This research had a large sample (n = 2000+), looked at multiple disease types (hyperlipidemia & type II diabetes), and used pharmacy refill data as the measure of adherence (v. self-report). The primary investigation compared the UW-MAP and the "best practice" Morisky et. al. self-report tool. Variants of the UW-MAP were then tested in an attempt to create an adherence predictive model with the greatest combination of face validity and simplicity. The resulting model served as the foundation for development of an adherence tool to be administered in provider practices.


The purpose of the CHESS medication adherence research was to test the effectiveness of a comprehensive medication adherence predictive model capable of both predicting adherence and guiding medication adherence interventions

The Need

Medication adherence is less than optimal, with rates ranging from 40-60%, and the ability to predict medication adherence has been limited. There has been a lack of intervention-based prediction instruments that can diagnose individual adherence barriers, and thus identify target areas for medication adherence. In a classic study, Morisky et. al.1 used self-reported adherence behaviors to predict long-term outcomes for blood pressure control. This tool, as well as other adherence predictive tools based in the Health Belief Model, has demonstrated limited success in intervention applications.


The main focus of the research was on the test of a Bayesian decision theoretic model (called the UW-MAP), but also on investigating ways to improve upon the model.
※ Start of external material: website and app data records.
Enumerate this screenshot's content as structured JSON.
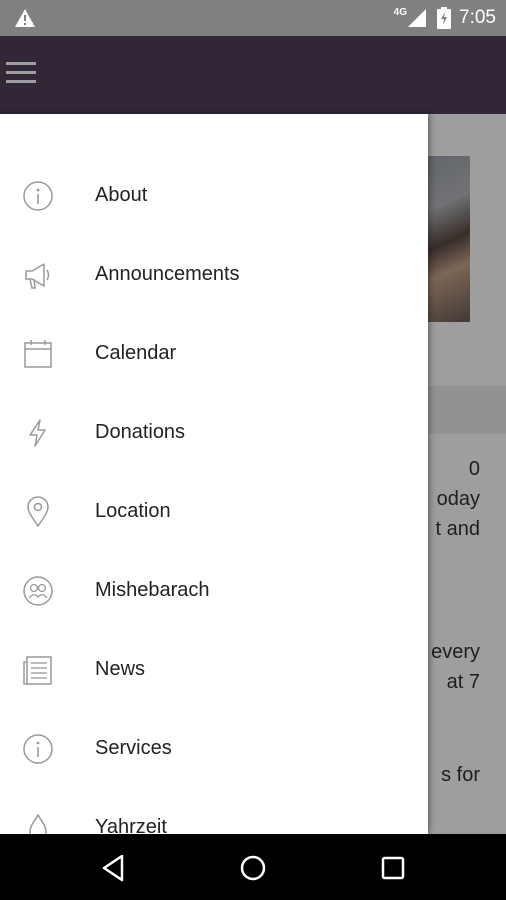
{
  "status_bar": {
    "network": "4G",
    "time": "7:05",
    "icons": [
      "warning-icon",
      "signal-icon",
      "battery-charging-icon"
    ]
  },
  "app_bar": {
    "menu_icon": "hamburger-menu-icon",
    "color": "#4f3f5a"
  },
  "background_text": [
    "0",
    "oday",
    "t and",
    "every",
    "at 7",
    "s for"
  ],
  "drawer": {
    "items": [
      {
        "label": "About",
        "icon": "info-icon"
      },
      {
        "label": "Announcements",
        "icon": "megaphone-icon"
      },
      {
        "label": "Calendar",
        "icon": "calendar-icon"
      },
      {
        "label": "Donations",
        "icon": "lightning-icon"
      },
      {
        "label": "Location",
        "icon": "map-pin-icon"
      },
      {
        "label": "Mishebarach",
        "icon": "people-circle-icon"
      },
      {
        "label": "News",
        "icon": "newspaper-icon"
      },
      {
        "label": "Services",
        "icon": "info-icon"
      },
      {
        "label": "Yahrzeit",
        "icon": "flame-icon"
      }
    ]
  },
  "nav_bar": {
    "back": "back-icon",
    "home": "home-icon",
    "recents": "recents-icon"
  }
}
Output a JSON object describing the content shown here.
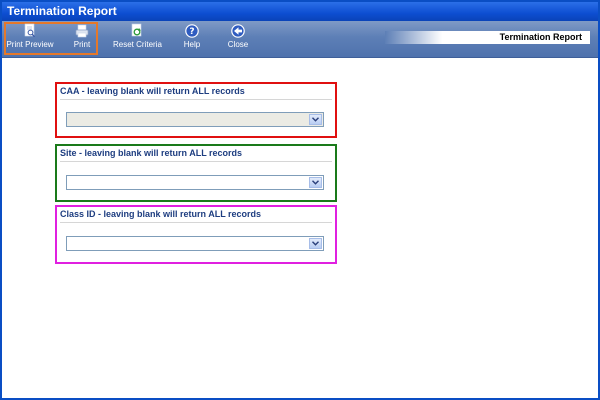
{
  "window": {
    "title": "Termination Report"
  },
  "toolbar": {
    "print_preview_label": "Print Preview",
    "print_label": "Print",
    "reset_label": "Reset Criteria",
    "help_label": "Help",
    "close_label": "Close",
    "report_title": "Termination Report"
  },
  "filters": {
    "caa": {
      "label": "CAA - leaving blank will return ALL records",
      "value": "",
      "border_color": "#e01010"
    },
    "site": {
      "label": "Site - leaving blank will return ALL records",
      "value": "",
      "border_color": "#1a7a1a"
    },
    "class_id": {
      "label": "Class ID - leaving blank will return ALL records",
      "value": "",
      "border_color": "#e020e0"
    }
  },
  "colors": {
    "toolbar_accent": "#e5782a",
    "title_bar": "#0d4ed1"
  }
}
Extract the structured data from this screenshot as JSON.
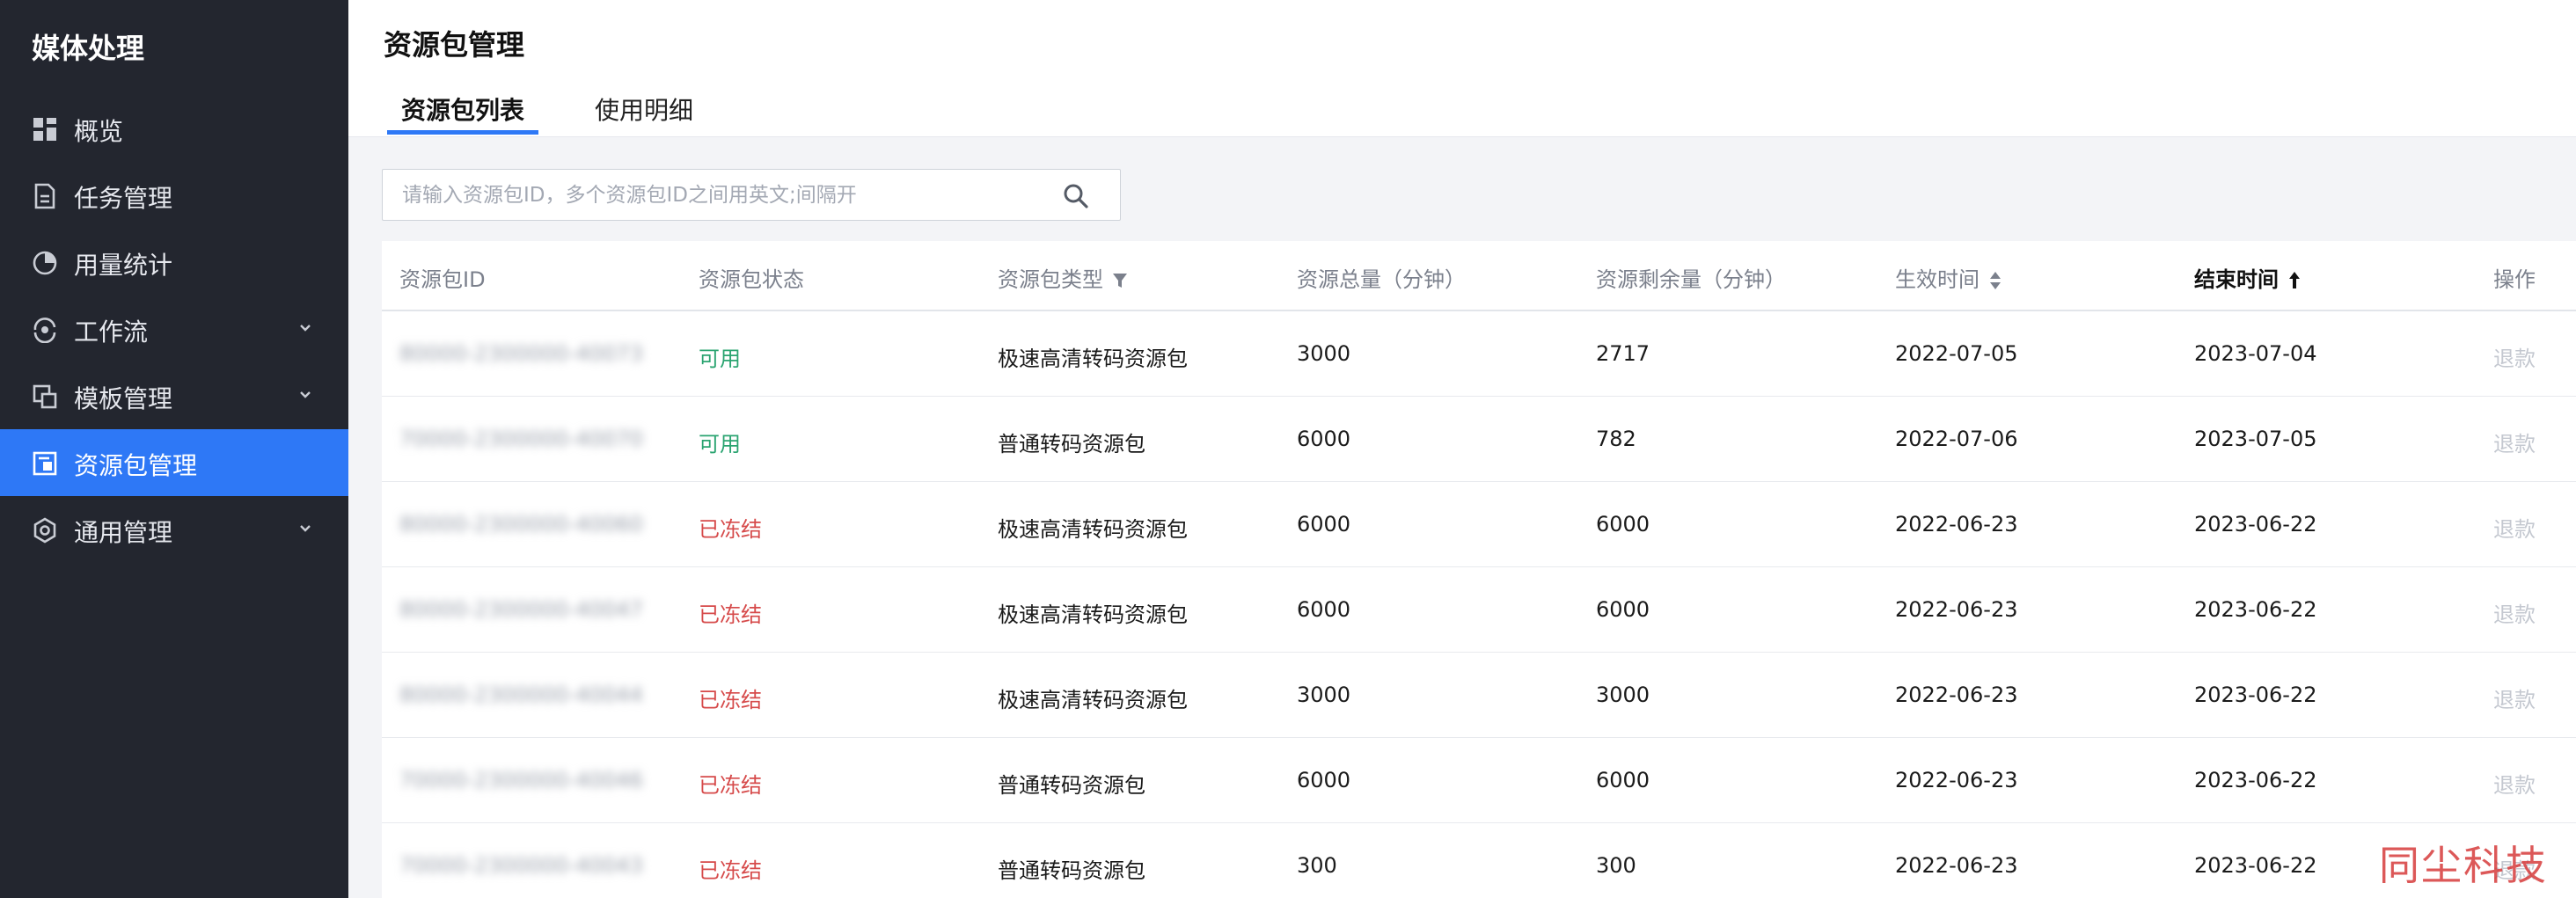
{
  "sidebar": {
    "title": "媒体处理",
    "items": [
      {
        "label": "概览",
        "icon": "grid-icon"
      },
      {
        "label": "任务管理",
        "icon": "document-icon"
      },
      {
        "label": "用量统计",
        "icon": "pie-chart-icon"
      },
      {
        "label": "工作流",
        "icon": "workflow-icon",
        "expandable": true
      },
      {
        "label": "模板管理",
        "icon": "template-icon",
        "expandable": true
      },
      {
        "label": "资源包管理",
        "icon": "package-icon",
        "active": true
      },
      {
        "label": "通用管理",
        "icon": "settings-icon",
        "expandable": true
      }
    ]
  },
  "header": {
    "title": "资源包管理",
    "tabs": [
      {
        "label": "资源包列表",
        "active": true
      },
      {
        "label": "使用明细",
        "active": false
      }
    ]
  },
  "search": {
    "placeholder": "请输入资源包ID，多个资源包ID之间用英文;间隔开",
    "value": ""
  },
  "table": {
    "columns": [
      {
        "label": "资源包ID"
      },
      {
        "label": "资源包状态"
      },
      {
        "label": "资源包类型",
        "icon": "filter-icon"
      },
      {
        "label": "资源总量（分钟）"
      },
      {
        "label": "资源剩余量（分钟）"
      },
      {
        "label": "生效时间",
        "icon": "sort-icon"
      },
      {
        "label": "结束时间",
        "icon": "sort-asc-icon",
        "bold": true
      },
      {
        "label": "操作"
      }
    ],
    "rows": [
      {
        "id": "80000-2300000-40073",
        "status": "可用",
        "status_type": "ok",
        "type": "极速高清转码资源包",
        "total": "3000",
        "remaining": "2717",
        "start": "2022-07-05",
        "end": "2023-07-04",
        "action": "退款"
      },
      {
        "id": "70000-2300000-40070",
        "status": "可用",
        "status_type": "ok",
        "type": "普通转码资源包",
        "total": "6000",
        "remaining": "782",
        "start": "2022-07-06",
        "end": "2023-07-05",
        "action": "退款"
      },
      {
        "id": "80000-2300000-40060",
        "status": "已冻结",
        "status_type": "frozen",
        "type": "极速高清转码资源包",
        "total": "6000",
        "remaining": "6000",
        "start": "2022-06-23",
        "end": "2023-06-22",
        "action": "退款"
      },
      {
        "id": "80000-2300000-40047",
        "status": "已冻结",
        "status_type": "frozen",
        "type": "极速高清转码资源包",
        "total": "6000",
        "remaining": "6000",
        "start": "2022-06-23",
        "end": "2023-06-22",
        "action": "退款"
      },
      {
        "id": "80000-2300000-40044",
        "status": "已冻结",
        "status_type": "frozen",
        "type": "极速高清转码资源包",
        "total": "3000",
        "remaining": "3000",
        "start": "2022-06-23",
        "end": "2023-06-22",
        "action": "退款"
      },
      {
        "id": "70000-2300000-40046",
        "status": "已冻结",
        "status_type": "frozen",
        "type": "普通转码资源包",
        "total": "6000",
        "remaining": "6000",
        "start": "2022-06-23",
        "end": "2023-06-22",
        "action": "退款"
      },
      {
        "id": "70000-2300000-40043",
        "status": "已冻结",
        "status_type": "frozen",
        "type": "普通转码资源包",
        "total": "300",
        "remaining": "300",
        "start": "2022-06-23",
        "end": "2023-06-22",
        "action": "退款"
      }
    ]
  },
  "colors": {
    "sidebar_bg": "#23262f",
    "accent": "#2e78f6",
    "status_ok": "#2ba471",
    "status_frozen": "#d64a4a"
  },
  "watermark": "同尘科技"
}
There were two intended products:

  • A medication adherence prediction tool that health care providers can easily use to examine the likelihood of a patient's adherence, identify a patient's barriers to adherence, and prioritize those barriers to guide medication adherence interventions.
  • Integration of this model within an interactive health communication system that will efficiently help patients self-examine their likelihood of successfully adopting a new behavior and advise them on self-management strategies for increasing their chances of success.

Funding Period:
January - September, 1996
Principal Investigators:
David Gustafson Sr., Ph.D